+++ Data section +++
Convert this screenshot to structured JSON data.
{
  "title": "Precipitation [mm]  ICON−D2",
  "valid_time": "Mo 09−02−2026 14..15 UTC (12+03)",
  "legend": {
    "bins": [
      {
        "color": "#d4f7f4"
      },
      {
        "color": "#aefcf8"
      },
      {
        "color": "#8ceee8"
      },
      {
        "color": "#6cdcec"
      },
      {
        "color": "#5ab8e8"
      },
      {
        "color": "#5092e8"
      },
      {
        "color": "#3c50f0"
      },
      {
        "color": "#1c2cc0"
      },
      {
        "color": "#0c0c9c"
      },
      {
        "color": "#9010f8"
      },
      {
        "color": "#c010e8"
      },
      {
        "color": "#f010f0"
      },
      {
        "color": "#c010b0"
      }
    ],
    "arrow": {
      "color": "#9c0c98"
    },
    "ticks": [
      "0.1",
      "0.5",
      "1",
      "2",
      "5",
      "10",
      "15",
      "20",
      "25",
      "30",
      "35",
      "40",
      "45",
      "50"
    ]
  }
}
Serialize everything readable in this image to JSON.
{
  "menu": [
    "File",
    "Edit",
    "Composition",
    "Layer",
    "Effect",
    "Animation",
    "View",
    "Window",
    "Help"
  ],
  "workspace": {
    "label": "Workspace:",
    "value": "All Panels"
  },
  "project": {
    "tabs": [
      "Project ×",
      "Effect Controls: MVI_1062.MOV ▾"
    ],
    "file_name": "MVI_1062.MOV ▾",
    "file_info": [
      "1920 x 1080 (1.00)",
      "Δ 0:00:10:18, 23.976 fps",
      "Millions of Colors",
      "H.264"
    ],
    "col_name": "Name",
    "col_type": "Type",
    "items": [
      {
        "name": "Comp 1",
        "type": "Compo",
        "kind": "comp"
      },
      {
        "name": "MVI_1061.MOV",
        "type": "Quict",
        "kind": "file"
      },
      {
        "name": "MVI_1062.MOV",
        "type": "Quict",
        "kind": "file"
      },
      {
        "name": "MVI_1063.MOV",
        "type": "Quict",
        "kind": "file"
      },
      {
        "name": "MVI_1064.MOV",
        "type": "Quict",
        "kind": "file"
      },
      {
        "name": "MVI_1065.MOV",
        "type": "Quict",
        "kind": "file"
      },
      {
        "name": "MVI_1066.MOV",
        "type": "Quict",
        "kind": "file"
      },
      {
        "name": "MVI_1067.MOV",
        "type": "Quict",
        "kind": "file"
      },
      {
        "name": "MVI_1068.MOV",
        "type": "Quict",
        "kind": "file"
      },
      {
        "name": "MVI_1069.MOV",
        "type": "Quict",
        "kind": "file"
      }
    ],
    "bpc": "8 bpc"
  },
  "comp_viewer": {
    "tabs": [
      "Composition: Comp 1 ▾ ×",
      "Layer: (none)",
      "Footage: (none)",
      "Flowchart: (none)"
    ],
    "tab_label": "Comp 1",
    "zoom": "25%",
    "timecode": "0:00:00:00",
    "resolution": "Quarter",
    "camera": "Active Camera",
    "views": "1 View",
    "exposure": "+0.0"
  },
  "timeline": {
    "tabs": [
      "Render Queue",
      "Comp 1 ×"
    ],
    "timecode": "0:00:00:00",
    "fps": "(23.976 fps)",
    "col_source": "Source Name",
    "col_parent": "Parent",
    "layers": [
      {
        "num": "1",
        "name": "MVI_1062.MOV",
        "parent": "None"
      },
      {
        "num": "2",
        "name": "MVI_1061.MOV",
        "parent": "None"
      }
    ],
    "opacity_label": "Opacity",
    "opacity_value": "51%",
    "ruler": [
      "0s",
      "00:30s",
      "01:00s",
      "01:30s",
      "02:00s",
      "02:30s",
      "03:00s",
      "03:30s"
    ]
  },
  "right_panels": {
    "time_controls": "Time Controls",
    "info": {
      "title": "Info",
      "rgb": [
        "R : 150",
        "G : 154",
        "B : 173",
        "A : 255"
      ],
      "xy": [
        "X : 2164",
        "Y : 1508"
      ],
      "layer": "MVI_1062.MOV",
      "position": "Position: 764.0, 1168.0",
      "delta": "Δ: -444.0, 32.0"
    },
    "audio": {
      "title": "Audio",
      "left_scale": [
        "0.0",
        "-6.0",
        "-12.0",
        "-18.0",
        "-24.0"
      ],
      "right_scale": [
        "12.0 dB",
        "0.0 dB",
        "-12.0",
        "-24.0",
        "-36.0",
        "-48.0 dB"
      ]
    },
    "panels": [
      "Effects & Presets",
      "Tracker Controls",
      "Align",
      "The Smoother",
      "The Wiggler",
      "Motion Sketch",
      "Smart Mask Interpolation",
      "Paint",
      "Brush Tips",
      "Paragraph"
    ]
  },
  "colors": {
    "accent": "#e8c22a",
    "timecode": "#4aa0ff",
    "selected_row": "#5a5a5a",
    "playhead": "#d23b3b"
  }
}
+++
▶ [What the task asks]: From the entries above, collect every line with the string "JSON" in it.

▶ [Exercise output]:
Convert this screenshot to structured JSON data.
Serialize everything readable in this image to JSON.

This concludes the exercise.